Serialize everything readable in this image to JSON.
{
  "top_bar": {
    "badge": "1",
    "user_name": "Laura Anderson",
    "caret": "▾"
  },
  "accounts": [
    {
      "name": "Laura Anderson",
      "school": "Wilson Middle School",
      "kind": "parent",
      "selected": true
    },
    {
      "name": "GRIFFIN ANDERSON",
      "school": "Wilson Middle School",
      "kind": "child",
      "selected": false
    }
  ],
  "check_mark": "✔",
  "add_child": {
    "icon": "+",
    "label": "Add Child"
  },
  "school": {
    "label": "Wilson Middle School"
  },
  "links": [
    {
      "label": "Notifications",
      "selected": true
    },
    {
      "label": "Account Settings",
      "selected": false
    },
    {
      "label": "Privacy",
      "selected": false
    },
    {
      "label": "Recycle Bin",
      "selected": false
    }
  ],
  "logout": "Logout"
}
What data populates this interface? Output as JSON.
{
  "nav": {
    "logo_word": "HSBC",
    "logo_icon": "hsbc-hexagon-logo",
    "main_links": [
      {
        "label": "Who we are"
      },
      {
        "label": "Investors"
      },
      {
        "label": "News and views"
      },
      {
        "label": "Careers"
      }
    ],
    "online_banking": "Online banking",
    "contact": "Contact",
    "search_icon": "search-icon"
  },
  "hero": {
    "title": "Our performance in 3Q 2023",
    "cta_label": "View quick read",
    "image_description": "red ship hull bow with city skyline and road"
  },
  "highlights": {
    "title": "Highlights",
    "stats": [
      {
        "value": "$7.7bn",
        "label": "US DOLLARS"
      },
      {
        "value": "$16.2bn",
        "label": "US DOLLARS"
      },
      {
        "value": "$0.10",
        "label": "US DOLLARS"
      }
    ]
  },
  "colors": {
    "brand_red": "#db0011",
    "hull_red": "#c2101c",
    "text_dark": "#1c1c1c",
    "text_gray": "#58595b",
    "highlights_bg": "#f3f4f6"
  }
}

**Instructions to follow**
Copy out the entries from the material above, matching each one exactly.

**Written solution**
Serialize everything readable in this image to JSON.
{
  "top_bar": {
    "badge": "1",
    "user_name": "Laura Anderson",
    "caret": "▾"
  },
  "accounts": [
    {
      "name": "Laura Anderson",
      "school": "Wilson Middle School",
      "kind": "parent",
      "selected": true
    },
    {
      "name": "GRIFFIN ANDERSON",
      "school": "Wilson Middle School",
      "kind": "child",
      "selected": false
    }
  ],
  "check_mark": "✔",
  "add_child": {
    "icon": "+",
    "label": "Add Child"
  },
  "school": {
    "label": "Wilson Middle School"
  },
  "links": [
    {
      "label": "Notifications",
      "selected": true
    },
    {
      "label": "Account Settings",
      "selected": false
    },
    {
      "label": "Privacy",
      "selected": false
    },
    {
      "label": "Recycle Bin",
      "selected": false
    }
  ],
  "logout": "Logout"
}
What data populates this interface? Output as JSON.
{
  "nav": {
    "logo_word": "HSBC",
    "logo_icon": "hsbc-hexagon-logo",
    "main_links": [
      {
        "label": "Who we are"
      },
      {
        "label": "Investors"
      },
      {
        "label": "News and views"
      },
      {
        "label": "Careers"
      }
    ],
    "online_banking": "Online banking",
    "contact": "Contact",
    "search_icon": "search-icon"
  },
  "hero": {
    "title": "Our performance in 3Q 2023",
    "cta_label": "View quick read",
    "image_description": "red ship hull bow with city skyline and road"
  },
  "highlights": {
    "title": "Highlights",
    "stats": [
      {
        "value": "$7.7bn",
        "label": "US DOLLARS"
      },
      {
        "value": "$16.2bn",
        "label": "US DOLLARS"
      },
      {
        "value": "$0.10",
        "label": "US DOLLARS"
      }
    ]
  },
  "colors": {
    "brand_red": "#db0011",
    "hull_red": "#c2101c",
    "text_dark": "#1c1c1c",
    "text_gray": "#58595b",
    "highlights_bg": "#f3f4f6"
  }
}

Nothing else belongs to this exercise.